**Work to be completed**
What lines below include the word "matcher"? Copy each one.

Dataset items:
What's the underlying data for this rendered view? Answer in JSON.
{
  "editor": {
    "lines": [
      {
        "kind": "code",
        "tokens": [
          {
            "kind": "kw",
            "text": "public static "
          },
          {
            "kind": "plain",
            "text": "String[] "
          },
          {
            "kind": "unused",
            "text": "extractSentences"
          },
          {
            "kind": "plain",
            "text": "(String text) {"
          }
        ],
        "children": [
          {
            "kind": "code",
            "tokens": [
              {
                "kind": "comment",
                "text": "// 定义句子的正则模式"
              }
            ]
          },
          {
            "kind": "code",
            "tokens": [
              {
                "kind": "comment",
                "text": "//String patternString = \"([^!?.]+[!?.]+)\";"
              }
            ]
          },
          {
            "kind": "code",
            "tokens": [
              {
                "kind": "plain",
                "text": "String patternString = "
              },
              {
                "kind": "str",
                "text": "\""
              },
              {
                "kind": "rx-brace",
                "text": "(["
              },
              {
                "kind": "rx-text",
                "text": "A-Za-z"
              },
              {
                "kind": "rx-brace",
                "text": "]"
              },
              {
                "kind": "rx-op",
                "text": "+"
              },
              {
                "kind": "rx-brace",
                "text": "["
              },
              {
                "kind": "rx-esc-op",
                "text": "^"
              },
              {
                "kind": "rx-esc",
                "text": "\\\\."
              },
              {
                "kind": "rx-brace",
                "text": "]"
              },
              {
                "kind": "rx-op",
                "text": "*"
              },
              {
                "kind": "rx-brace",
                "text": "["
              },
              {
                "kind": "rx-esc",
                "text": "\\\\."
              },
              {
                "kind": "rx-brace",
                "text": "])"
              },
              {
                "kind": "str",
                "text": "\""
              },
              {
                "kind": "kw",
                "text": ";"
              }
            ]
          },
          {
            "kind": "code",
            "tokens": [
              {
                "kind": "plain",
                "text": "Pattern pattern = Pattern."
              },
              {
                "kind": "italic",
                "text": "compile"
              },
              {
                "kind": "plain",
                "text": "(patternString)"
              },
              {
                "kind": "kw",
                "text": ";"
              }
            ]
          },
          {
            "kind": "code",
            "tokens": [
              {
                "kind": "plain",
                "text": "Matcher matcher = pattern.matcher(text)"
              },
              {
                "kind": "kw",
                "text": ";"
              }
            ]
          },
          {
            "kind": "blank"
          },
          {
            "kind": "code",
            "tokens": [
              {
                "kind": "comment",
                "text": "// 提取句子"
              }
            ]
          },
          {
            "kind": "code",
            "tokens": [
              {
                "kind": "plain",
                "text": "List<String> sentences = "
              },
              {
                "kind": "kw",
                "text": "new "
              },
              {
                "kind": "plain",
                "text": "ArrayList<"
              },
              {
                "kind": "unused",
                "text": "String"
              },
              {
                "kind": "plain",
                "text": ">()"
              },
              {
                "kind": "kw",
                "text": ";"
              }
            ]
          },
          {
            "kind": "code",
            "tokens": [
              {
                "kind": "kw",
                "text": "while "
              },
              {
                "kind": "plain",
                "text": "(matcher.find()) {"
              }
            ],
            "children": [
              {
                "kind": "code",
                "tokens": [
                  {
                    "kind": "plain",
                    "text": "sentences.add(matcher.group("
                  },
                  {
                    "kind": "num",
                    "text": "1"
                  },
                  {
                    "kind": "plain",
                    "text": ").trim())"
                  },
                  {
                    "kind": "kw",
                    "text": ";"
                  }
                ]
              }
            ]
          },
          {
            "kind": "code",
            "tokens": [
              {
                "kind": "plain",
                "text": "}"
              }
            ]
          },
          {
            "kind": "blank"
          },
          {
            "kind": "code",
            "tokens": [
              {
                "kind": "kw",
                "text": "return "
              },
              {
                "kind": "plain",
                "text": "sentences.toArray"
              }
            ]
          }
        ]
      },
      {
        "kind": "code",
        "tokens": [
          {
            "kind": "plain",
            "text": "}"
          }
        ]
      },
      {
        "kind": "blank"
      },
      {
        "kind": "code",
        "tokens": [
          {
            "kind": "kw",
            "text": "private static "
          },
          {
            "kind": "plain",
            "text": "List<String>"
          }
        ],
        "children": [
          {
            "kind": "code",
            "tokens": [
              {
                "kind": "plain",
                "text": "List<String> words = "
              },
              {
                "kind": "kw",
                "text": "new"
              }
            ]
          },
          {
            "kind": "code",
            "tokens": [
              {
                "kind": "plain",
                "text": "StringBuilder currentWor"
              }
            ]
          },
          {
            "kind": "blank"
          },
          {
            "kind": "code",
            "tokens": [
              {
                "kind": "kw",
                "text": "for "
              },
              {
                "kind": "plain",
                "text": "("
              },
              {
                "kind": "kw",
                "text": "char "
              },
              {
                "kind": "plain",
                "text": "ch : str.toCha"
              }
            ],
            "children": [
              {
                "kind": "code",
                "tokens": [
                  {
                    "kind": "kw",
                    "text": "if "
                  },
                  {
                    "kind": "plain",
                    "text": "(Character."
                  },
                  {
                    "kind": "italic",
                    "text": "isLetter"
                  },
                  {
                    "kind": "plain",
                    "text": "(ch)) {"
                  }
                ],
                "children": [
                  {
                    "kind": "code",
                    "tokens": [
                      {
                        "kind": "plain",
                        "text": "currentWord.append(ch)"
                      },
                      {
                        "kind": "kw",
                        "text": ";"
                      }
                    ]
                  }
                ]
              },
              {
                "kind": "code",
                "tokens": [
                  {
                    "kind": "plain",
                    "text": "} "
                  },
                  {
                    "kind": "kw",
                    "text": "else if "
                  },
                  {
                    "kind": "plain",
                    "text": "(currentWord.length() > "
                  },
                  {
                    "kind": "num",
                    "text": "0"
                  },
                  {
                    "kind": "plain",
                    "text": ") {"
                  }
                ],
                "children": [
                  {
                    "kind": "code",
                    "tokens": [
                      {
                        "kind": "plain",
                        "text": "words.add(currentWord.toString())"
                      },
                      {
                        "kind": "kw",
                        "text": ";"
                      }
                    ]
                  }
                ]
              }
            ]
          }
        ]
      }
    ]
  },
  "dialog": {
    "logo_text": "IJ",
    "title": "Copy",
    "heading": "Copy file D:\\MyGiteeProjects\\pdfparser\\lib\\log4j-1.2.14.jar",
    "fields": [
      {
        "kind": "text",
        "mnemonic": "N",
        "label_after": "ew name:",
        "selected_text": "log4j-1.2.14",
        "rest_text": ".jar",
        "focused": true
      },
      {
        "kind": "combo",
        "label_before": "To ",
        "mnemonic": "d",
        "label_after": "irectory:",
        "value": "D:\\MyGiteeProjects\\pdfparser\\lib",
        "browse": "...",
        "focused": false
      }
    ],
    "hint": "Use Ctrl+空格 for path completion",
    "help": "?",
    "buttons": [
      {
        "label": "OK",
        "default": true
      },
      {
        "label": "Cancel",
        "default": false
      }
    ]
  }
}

**Solution to the problem**
                "text": "Matcher matcher = pattern.matcher(text)"
                "text": "(matcher.find()) {"
                    "text": "sentences.add(matcher.group("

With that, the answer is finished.